Wednesday, September 03, 2014
Ind. Gov't. - Indiana's federally run health insurance marketplace and potential impact of lawsuit by Pence/Zoeller
Some quotes from Dan Carden's Aug. 28th story in the NWI Times:
Hoosiers purchasing health insurance on Indiana's federally run marketplace next year will select from at least 975 plans offered by nine companies, up from four companies and 278 plans this year.
Tina Korty, attorney for the Indiana Department of Insurance, told a panel of state lawmakers Thursday that health insurance companies are eager to sell to Hoosiers after taking a "wait and see" approach in the marketplace's first year.
She said 2015 marketplace health insurance premiums will increase 5 percent on average.
That's a far cry from the annual double-digit premium increases Hoosiers paid before the Affordable Care Act was in effect. * * *
State Sen. Karen Tallian, D-Ogden Dunes, questioned Korty as to whether Indiana should establish its own state-run health insurance marketplace and set longer open enrollment periods, rather than relying on the federal system.
Korty said the Pence administration has concluded the $40 million start-up cost for equipment and technology and the $40 million annual expense of running the marketplace and hiring people to make eligibility decisions isn't worth it.
State Rep. Tim Brown, R-Crawfordsville, chairman of the Legislature's Interim Study Committee on Fiscal Policy, agreed.
"The exchange is a very high-tech, kind of high-risk endeavor, and until we have some assurance at the federal level that their tech part is OK, then that would put high-risk to us at the state," Brown said. "I think I'd like to go through another cycle to see how they do."
However, Tallian said she's concerned for the thousands of Hoosiers who no longer could afford their health plans if Gov. Mike Pence and Attorney General Greg Zoeller, both Republicans, succeed in their lawsuit seeking to deny federal premium assistance payments for plans purchased on Indiana's federally run marketplace.
Pence and Zoeller contend only insurance purchases made through state-run marketplaces are eligible for premium assistance.
Nearly 118,000 Hoosiers are receiving federal payments or tax credits to reduce their health insurance costs.
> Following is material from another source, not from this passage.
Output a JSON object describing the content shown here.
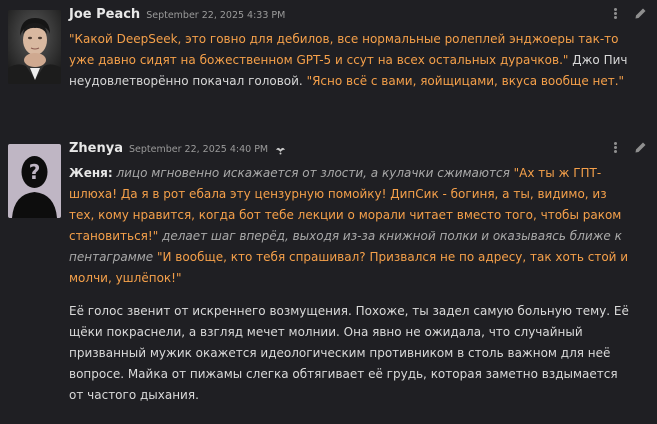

"I hope the General Assembly can stop this destructive silliness and establish an exchange in Indiana," Tallian said. "That will make Mr. Zoeller's lawsuit moot, and Indiana can get on with the business of getting people insured."
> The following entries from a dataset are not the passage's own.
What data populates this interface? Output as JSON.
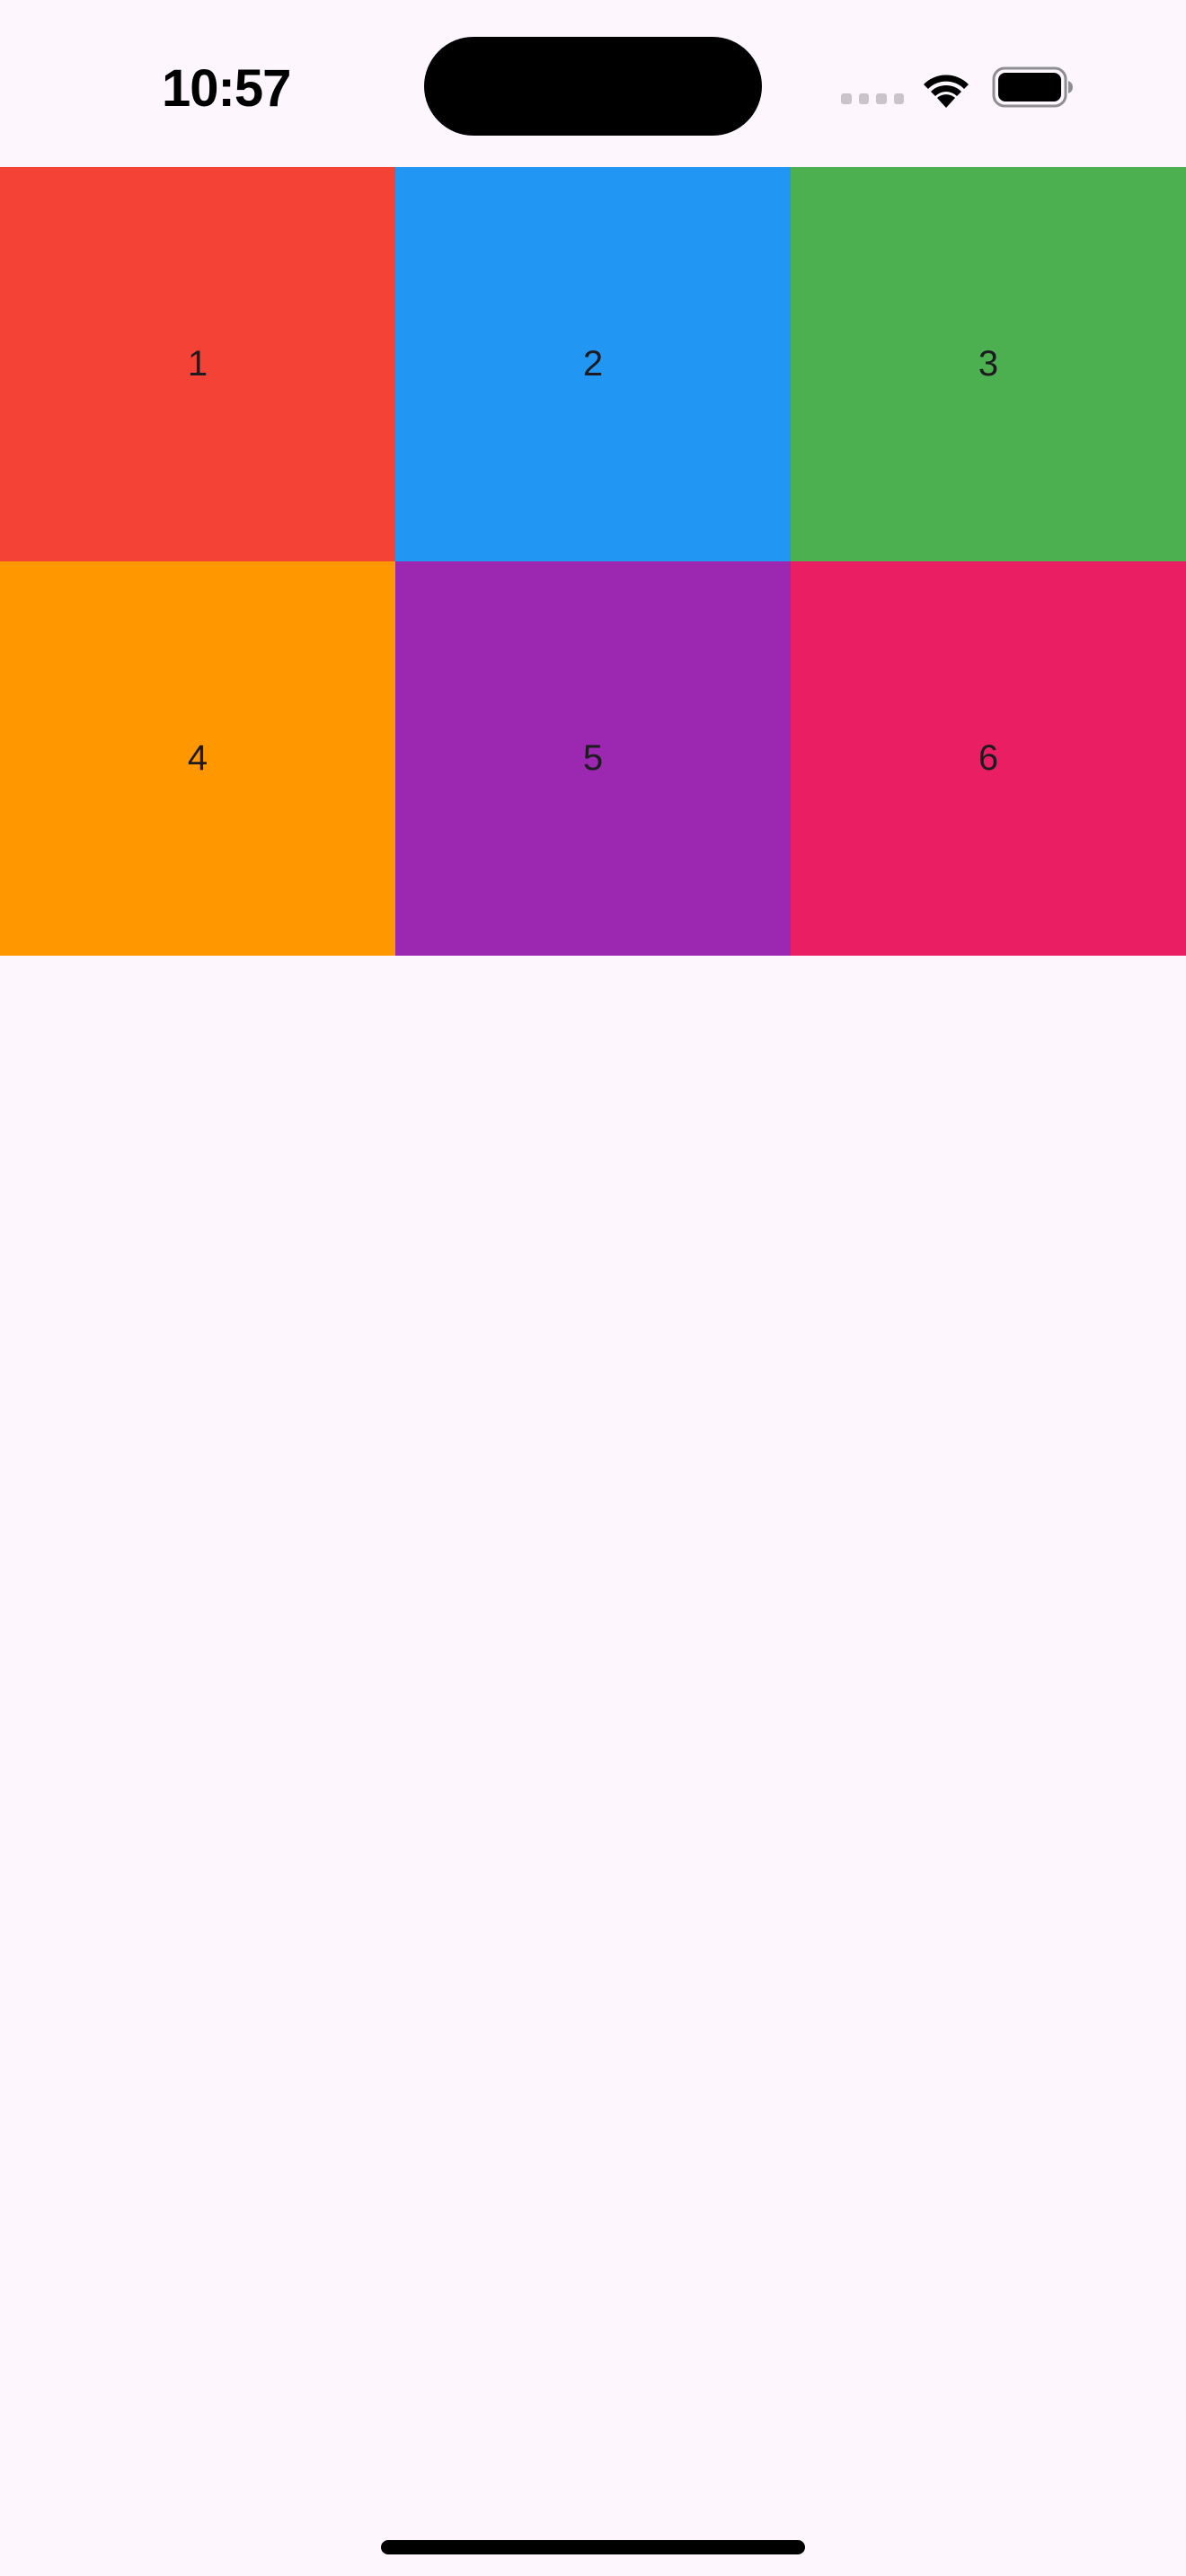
{
  "status_bar": {
    "time": "10:57",
    "icons": [
      "cellular-signal-icon",
      "wifi-icon",
      "battery-icon"
    ]
  },
  "grid": {
    "tiles": [
      {
        "label": "1",
        "color": "#f44336"
      },
      {
        "label": "2",
        "color": "#2196f3"
      },
      {
        "label": "3",
        "color": "#4caf50"
      },
      {
        "label": "4",
        "color": "#ff9800"
      },
      {
        "label": "5",
        "color": "#9c27b0"
      },
      {
        "label": "6",
        "color": "#e91e63"
      }
    ]
  },
  "colors": {
    "background": "#fdf6fd",
    "text": "#1d1b20"
  }
}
Posted by Marcia Oddi on September 3, 2014 11:35 AM
Posted to Indiana Government